The problem.
In the data below, how many lines contain the word "true"? Answer with the number alone.

(Data about app and page elements)
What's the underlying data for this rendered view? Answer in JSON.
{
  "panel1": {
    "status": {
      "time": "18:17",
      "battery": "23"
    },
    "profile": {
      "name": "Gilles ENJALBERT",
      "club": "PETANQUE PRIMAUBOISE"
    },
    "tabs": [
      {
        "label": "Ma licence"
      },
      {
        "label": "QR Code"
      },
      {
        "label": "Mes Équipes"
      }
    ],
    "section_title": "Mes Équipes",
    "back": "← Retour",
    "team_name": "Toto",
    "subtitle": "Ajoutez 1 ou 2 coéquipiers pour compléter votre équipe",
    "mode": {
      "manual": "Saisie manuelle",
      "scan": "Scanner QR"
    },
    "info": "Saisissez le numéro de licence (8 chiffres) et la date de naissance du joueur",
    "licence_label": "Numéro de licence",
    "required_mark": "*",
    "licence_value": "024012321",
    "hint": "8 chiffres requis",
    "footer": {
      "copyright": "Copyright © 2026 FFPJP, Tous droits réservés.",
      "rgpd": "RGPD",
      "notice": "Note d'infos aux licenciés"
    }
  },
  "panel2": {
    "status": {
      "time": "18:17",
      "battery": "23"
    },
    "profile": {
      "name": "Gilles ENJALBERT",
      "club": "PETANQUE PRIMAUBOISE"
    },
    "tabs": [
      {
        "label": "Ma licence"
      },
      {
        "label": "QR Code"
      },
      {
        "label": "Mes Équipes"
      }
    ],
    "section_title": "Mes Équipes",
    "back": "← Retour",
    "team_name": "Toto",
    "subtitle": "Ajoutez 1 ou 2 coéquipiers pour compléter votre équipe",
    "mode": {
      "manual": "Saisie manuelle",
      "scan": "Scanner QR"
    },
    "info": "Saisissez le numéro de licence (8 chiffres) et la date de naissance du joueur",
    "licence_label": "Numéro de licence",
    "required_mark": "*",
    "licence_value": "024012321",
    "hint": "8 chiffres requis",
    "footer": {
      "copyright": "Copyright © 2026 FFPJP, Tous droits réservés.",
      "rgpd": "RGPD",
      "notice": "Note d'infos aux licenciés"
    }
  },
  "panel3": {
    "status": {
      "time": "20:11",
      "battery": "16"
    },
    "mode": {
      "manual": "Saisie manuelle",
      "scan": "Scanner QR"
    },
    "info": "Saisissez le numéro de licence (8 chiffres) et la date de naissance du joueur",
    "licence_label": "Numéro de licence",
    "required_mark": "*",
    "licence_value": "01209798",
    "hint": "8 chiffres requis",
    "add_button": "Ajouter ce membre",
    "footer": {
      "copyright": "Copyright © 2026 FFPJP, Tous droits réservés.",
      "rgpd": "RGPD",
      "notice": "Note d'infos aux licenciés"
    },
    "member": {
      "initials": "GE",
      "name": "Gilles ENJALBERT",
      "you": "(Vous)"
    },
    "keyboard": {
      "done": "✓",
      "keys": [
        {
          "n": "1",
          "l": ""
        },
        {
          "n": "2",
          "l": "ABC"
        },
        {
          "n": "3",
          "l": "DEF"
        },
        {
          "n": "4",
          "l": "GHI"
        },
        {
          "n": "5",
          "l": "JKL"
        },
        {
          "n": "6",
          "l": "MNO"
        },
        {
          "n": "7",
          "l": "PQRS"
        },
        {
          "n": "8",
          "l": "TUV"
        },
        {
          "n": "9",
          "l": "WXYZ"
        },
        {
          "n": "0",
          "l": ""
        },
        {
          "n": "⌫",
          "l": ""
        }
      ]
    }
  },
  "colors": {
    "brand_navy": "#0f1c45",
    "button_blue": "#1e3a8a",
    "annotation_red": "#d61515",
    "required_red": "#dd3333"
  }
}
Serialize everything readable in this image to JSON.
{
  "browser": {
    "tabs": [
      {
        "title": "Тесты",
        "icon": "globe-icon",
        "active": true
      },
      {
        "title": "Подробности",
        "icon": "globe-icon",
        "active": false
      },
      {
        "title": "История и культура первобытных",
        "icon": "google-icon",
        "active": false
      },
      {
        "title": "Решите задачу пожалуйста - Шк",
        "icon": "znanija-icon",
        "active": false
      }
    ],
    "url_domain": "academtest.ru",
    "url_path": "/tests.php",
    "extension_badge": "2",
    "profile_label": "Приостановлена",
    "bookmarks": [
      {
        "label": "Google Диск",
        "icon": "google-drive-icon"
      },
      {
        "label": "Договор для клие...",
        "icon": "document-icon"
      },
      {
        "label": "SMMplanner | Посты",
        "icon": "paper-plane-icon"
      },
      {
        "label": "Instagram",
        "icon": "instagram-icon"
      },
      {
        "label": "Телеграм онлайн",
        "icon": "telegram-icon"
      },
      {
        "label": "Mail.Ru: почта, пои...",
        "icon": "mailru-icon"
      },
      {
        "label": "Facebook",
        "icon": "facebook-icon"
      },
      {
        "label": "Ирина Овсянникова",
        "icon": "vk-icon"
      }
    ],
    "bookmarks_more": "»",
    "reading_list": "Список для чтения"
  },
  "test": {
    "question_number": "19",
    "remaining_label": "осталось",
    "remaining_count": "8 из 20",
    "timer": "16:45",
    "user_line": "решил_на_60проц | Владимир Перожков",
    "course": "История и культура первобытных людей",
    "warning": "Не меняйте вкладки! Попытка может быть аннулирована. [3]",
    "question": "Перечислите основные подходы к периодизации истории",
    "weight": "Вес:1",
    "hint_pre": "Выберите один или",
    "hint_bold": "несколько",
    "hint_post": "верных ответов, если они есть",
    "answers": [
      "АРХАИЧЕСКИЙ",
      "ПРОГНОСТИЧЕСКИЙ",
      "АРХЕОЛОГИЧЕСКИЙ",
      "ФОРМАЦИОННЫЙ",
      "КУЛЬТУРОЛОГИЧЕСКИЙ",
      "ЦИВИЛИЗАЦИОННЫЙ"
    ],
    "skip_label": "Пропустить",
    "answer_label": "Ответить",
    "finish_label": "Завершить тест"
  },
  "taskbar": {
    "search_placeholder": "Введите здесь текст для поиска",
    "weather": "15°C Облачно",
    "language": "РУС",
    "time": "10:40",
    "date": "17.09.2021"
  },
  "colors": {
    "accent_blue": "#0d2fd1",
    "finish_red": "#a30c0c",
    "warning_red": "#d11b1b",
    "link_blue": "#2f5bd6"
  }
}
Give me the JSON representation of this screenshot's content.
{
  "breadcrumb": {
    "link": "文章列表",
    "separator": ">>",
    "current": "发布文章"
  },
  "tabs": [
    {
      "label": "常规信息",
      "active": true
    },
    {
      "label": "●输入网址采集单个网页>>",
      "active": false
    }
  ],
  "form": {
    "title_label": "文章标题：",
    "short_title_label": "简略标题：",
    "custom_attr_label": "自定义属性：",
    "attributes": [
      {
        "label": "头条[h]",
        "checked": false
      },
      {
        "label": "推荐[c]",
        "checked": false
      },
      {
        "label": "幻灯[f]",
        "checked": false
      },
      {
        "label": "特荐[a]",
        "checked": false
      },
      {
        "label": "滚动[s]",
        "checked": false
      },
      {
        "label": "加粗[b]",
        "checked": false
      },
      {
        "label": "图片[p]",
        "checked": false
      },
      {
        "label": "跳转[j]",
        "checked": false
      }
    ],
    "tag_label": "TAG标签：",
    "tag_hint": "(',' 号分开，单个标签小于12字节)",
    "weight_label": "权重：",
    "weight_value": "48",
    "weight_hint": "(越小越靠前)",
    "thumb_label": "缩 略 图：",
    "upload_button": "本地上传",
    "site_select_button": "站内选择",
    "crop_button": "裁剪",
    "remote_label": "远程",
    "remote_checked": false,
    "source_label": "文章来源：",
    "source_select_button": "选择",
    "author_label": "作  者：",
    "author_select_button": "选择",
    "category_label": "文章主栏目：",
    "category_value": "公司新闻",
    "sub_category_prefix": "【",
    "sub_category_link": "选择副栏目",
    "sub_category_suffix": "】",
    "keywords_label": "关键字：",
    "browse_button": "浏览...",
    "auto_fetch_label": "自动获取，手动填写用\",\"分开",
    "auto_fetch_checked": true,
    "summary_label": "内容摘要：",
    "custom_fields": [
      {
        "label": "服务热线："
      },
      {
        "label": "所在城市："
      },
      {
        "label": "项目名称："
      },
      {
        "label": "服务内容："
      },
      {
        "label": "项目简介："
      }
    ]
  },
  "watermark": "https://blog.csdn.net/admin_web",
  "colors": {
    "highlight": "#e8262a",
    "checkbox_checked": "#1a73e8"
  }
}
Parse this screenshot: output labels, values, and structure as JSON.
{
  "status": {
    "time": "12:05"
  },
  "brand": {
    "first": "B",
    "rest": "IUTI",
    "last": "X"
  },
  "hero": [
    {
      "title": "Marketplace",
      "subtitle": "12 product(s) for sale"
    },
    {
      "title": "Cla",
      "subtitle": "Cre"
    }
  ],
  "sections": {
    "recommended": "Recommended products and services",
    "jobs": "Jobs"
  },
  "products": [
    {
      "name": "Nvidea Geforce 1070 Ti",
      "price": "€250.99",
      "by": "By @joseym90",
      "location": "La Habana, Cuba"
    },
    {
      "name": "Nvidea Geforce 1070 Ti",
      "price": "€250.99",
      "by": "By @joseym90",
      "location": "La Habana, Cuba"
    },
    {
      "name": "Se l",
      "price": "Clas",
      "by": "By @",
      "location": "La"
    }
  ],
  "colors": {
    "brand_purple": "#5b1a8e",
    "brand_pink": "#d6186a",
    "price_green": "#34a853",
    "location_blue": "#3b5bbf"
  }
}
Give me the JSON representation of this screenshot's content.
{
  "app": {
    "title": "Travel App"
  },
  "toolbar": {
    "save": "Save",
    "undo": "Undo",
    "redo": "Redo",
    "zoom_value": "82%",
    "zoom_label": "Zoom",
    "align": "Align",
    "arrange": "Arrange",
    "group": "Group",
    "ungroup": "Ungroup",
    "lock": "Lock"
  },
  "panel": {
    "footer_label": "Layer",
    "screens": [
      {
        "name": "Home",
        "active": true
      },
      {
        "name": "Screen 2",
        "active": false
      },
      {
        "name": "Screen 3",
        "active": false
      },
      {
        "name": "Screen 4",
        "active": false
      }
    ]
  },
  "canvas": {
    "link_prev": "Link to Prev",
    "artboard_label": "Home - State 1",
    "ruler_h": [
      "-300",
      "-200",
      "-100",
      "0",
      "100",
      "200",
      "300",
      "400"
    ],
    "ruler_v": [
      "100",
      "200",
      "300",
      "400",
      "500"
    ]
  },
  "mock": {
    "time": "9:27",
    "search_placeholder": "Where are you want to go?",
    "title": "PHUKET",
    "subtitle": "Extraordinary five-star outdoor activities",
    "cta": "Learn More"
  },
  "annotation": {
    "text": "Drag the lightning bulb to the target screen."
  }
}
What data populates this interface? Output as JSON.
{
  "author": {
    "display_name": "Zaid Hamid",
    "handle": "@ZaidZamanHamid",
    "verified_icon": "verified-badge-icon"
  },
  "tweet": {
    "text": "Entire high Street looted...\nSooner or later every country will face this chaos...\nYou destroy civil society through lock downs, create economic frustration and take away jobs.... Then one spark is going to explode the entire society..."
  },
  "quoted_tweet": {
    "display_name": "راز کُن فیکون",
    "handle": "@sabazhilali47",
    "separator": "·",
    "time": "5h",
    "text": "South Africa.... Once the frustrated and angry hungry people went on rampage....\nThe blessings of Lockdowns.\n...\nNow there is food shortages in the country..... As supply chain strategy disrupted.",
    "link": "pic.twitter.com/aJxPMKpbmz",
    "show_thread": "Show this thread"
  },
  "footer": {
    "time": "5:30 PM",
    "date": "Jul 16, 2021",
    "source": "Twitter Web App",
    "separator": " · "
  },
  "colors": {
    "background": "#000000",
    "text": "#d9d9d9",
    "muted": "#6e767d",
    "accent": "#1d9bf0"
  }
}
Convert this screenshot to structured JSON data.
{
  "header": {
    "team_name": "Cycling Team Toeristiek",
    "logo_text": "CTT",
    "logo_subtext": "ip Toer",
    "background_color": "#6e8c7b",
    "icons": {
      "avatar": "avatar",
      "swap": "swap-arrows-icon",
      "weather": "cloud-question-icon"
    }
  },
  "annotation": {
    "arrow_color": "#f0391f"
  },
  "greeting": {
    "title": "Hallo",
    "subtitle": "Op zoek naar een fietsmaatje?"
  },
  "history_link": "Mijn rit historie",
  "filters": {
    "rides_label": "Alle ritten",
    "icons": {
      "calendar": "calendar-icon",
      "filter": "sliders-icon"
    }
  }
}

Written response.
4